Mr. Andrew Cuevas, Esq., is the President of Cuevas, Garcia & Torres, P.A., and Vantage Property Title Company. Cuevas, Garcia & Torres, P.A. provides legal services in the areas of Community Association Law, Real Estate law, and Business Immigration, including title insurance services through Vantage Property Title Company. If you have any questions regarding this article or any other questions, you can contact Mr. Cuevas at (305) 461-9500 or at [email protected] . If you are interested in reading previous newsletters, please visit www.cuevaslaw.com, select the icon for Newsletters , and then choose the area of law you are interested in.
What is a condominium association’s statutory and contractual right to access to a unit?

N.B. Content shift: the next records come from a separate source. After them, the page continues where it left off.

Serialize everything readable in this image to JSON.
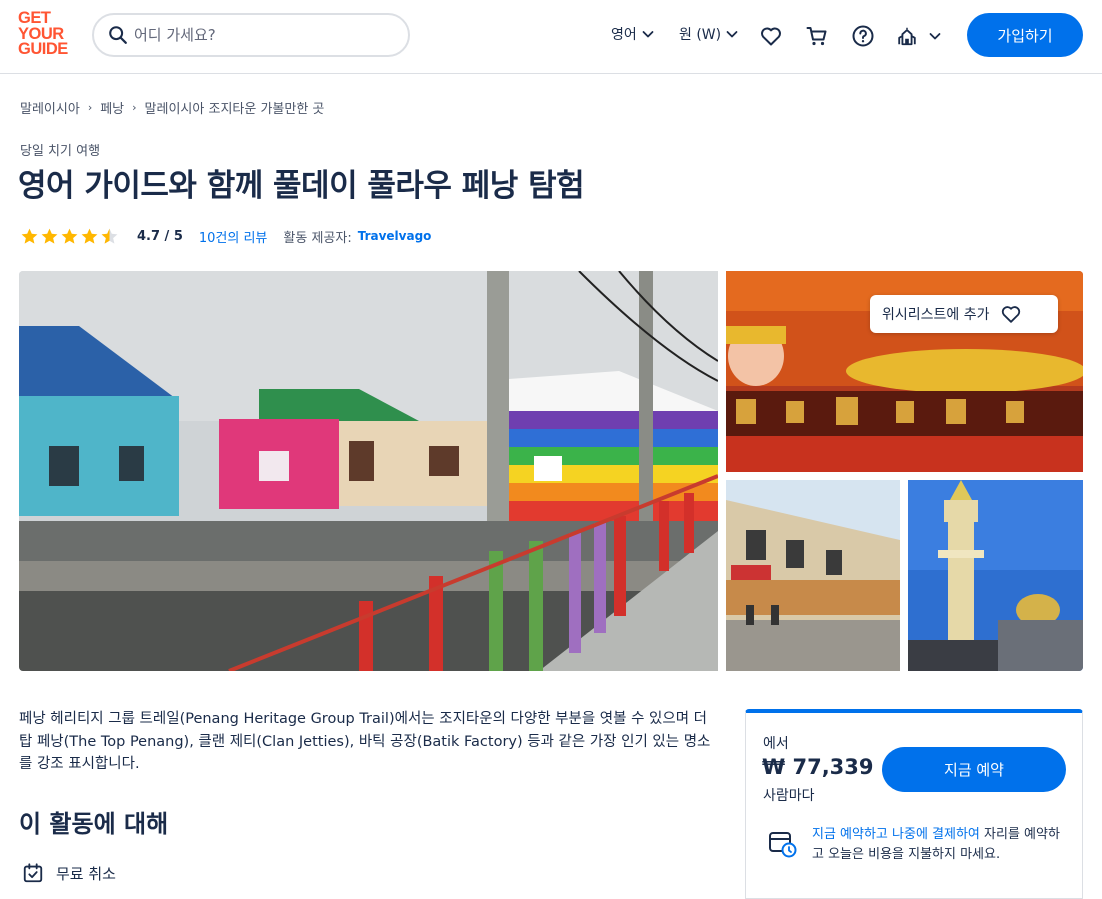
{
  "header": {
    "logo_lines": [
      "GET",
      "YOUR",
      "GUIDE"
    ],
    "search_placeholder": "어디 가세요?",
    "language": "영어",
    "currency": "원 (W)",
    "signup_label": "가입하기",
    "icons": [
      "search-icon",
      "chevron-down-icon",
      "heart-icon",
      "cart-icon",
      "help-icon",
      "account-icon"
    ]
  },
  "breadcrumb": [
    "말레이시아",
    "페낭",
    "말레이시아 조지타운 가볼만한 곳"
  ],
  "activity": {
    "category": "당일 치기 여행",
    "title": "영어 가이드와 함께 풀데이 풀라우 페낭 탐험",
    "rating_stars": 4.5,
    "rating_text": "4.7 / 5",
    "reviews_link": "10건의 리뷰",
    "provider_label": "활동 제공자:",
    "provider_name": "Travelvago"
  },
  "gallery": {
    "wishlist_label": "위시리스트에 추가",
    "images": [
      "colorful-stilt-houses-photo",
      "reclining-buddha-photo",
      "shophouse-street-photo",
      "mosque-minaret-photo"
    ]
  },
  "description": "페낭 헤리티지 그룹 트레일(Penang Heritage Group Trail)에서는 조지타운의 다양한 부분을 엿볼 수 있으며 더 탑 페낭(The Top Penang), 클랜 제티(Clan Jetties), 바틱 공장(Batik Factory) 등과 같은 가장 인기 있는 명소를 강조 표시합니다.",
  "about": {
    "title": "이 활동에 대해",
    "features": [
      "무료 취소"
    ]
  },
  "booking": {
    "from_label": "에서",
    "price": "₩ 77,339",
    "per_person": "사람마다",
    "book_button": "지금 예약",
    "reserve_link": "지금 예약하고 나중에 결제하여",
    "reserve_text": " 자리를 예약하고 오늘은 비용을 지불하지 마세요."
  },
  "colors": {
    "primary": "#0071eb",
    "brand": "#ff5533",
    "text": "#1a2b49",
    "star": "#ffb700"
  }
}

The opinion in Small v. Devon Cd’m. B Ass’n. Inc. (Fla. 4th DCA, April 2, 2014), addresses that a condominium association’s statutory and contractual right to access to a unit to perform preventative pest control spraying. The opinion is grounded in the decision of Hollywood Towers v. Hampton, 40 So. 3d 784, 787 (Fla. 4th DCA 2010) finding that for access to a unit, the effort must be (i) within the Condominium Association’s authority; and, (ii) reasonable. “A “claim” of necessity is insufficient.” “The association must establish that its actions are necessary. “In Hampton, the trial courts decision was in favor of the association allowing to access a unit owner’s apartment to repair exterior balconies. The appeals court remanded the case to the trial court to determine whether the association acted reasonably in accessing the unit owner’s apartment. Id. at 788. As a result of the years 2005 through 2009 when there was no evidence of pest control problems, there was a genuine issue of material fact as to the necessity of entry. The owner’s complaints of health risks also created a genuine issue of material fact regarding the reasonableness of the request. Therefore, summary judgment in favor of the association was reversed.

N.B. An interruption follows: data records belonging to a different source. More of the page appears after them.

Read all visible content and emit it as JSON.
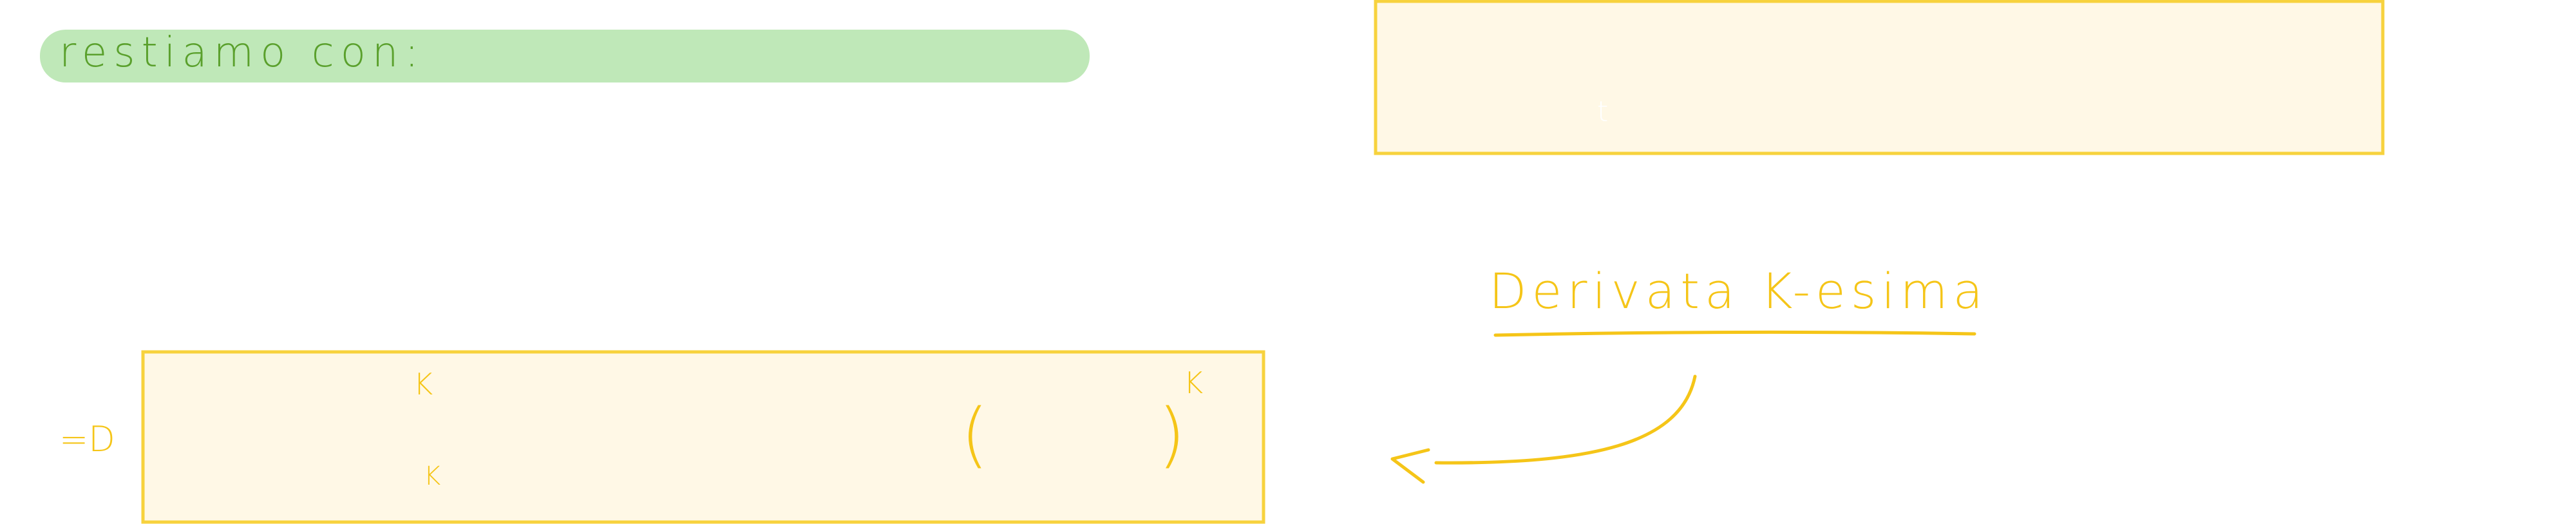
{
  "note": {
    "heading": {
      "text": "restiamo con:",
      "color": "#5aa02c",
      "highlight_color": "#bfe8b8"
    },
    "derivative_label": {
      "text": "Derivata K-esima",
      "color": "#f5c518"
    },
    "implies_symbol": "=D",
    "box_fill": "#fff8e6",
    "box_stroke": "#f7d23d",
    "box_marks": {
      "sup_k": "K",
      "sub_k": "K",
      "paren_open": "(",
      "paren_close": ")",
      "outer_k": "K",
      "t_mark": "t"
    }
  }
}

The association has the irrevocable right of access to each unit during reasonable hours, when necessary for the maintenance, repair, or replacement of any common elements or of any portion of a unit to be maintained by the association pursuant to the declaration or as necessary to prevent damage to the common elements or to a unit or units. Despite the reversal of the Judgment, the Court affirmed the contempt order and attorney’s fees awarded the Association based on the contempt order issued against the owner for failure to follow provided court order (before filing an appeal). In this regard, the owner only appealed the enforcement order, not the contempt finding; thus, the owner waived a challenge on the merits of the contempt finding.
This article is solely a partial explanation of all the issues related to the topic of this newsletter, and is not to be considered legal advice. The association should consult with its legal counsel to obtain explanations of all issues addressed herein and determine what collection procedures will most benefit your association.